The French team's final element, a twizzle sequence, dropped to Level 1 when Delobel faltered. Nevertheless, they ranked first in the segment with 58.26 points and first overall with 96.75.

"I guess I was just too much happy with this dance," Delobel explained. "It is the first time we did it in international competition. Tomorrow in the free dance, I promise I will focus."

This season, the International Skating Union granted ice dancers broad leeway selecting OD music; any rhythms and dances of the 1920s, 1930s or 1940s -- with the exception of the tango -- are permitted. This event's vocalists ranged from Marlene Dietrich to the Andrew Sisters to Barbra Streisand.

"These rhythms are so fun and upbeat," Ben Agosto said. "Any time the music starts going, and the audience wants to tap their toes -- I think right there that is going to be a good event."

In an afternoon of exuberant performances, Agosto and partner Tanith Belbin took a more restrained route with an elegant routine to music from Kander and Ebb's Stepping Out soundtrack.

The five-time U.S. champions were third in this segment, losing ground when just one of their five elements was rated Level 4 by the technical panel. They remain in second place overall, just 1.65 points off the lead.

"We've been working really hard the last several months and learning a lot of new things," Agosto said. "We feel kind of like a new team. Coming into our original today we just wanted to show what we've been doing, the direction we've been going. Obviously we have a lot of things to work on but it's a long season. This was a first step and we're very happy with it."

The Kerrs were the hit of the afternoon with their exuberant, fast-paced routine to "The Boogie Bumper" and "Minnie the Moocher."

The Scottish siblings, who are on the cusp of their first-ever Grand Prix medal, took second place in the segment with 57.74 points, gaining the highest technical marks of the event. They remain third overall with 92.11 points.

"Our original this year, the Lindy Hop, feels very much a dance for us," Sinead said. "We had a lot of help from world champion Swing dancer Robert Royston, learning to watch each other and watch the audience and interpret it rather than just thinking about the technical aspects."

World junior champions Emily Samuelson and Evan Bates had a strong showing with their charming and precise Tap number to "Let Yourself Go" from Follow the Fleet.

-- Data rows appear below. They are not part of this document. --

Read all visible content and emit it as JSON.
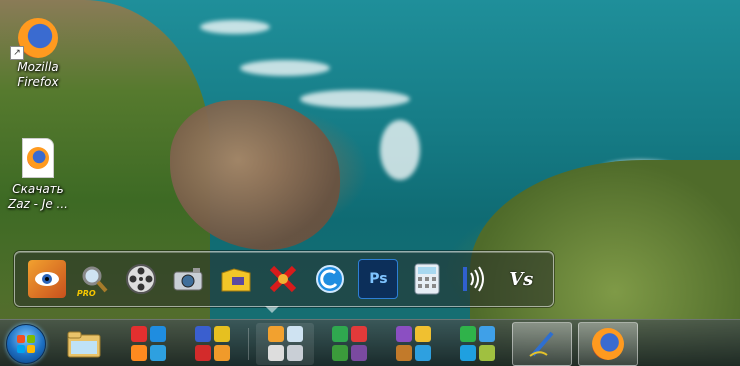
{
  "desktop_icons": [
    {
      "label_line1": "Mozilla",
      "label_line2": "Firefox"
    },
    {
      "label_line1": "Скачать",
      "label_line2": "Zaz - Je ..."
    }
  ],
  "dock": {
    "items": [
      {
        "name": "eye-app-icon",
        "glyph": "👁"
      },
      {
        "name": "magnifier-pro-icon",
        "glyph": "🔍",
        "badge": "PRO"
      },
      {
        "name": "film-reel-icon",
        "glyph": "🎞"
      },
      {
        "name": "camera-icon",
        "glyph": "📷"
      },
      {
        "name": "key-folder-icon",
        "glyph": "🔑"
      },
      {
        "name": "crossed-app-icon",
        "glyph": "✕"
      },
      {
        "name": "refresh-disc-icon",
        "glyph": "C"
      },
      {
        "name": "photoshop-icon",
        "glyph": "Ps"
      },
      {
        "name": "calculator-icon",
        "glyph": "▦"
      },
      {
        "name": "audio-wave-icon",
        "glyph": "(•)"
      },
      {
        "name": "vs-app-icon",
        "glyph": "Vs"
      }
    ]
  },
  "taskbar": {
    "colors": {
      "accent": "#1c6fc2",
      "folder": "#e9c36a",
      "firefox": "#e2501c"
    }
  }
}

They earned 55.01 points, climbing to fourth place overall with 86.82 points.

"There's so much energy in this genre; all of the athletes are just going for it out there," Bates said.

"I know I was dancing backstage to everyone else's routines," Samuelson added.

The third American couple, Jane Summersett and Todd Gilles, remained eighth overall with 78.01 points but placed sixth in the segment with a sprightly routine to "I'd Rather Be Blue," from the Barbra Streisand movie Funny Girl.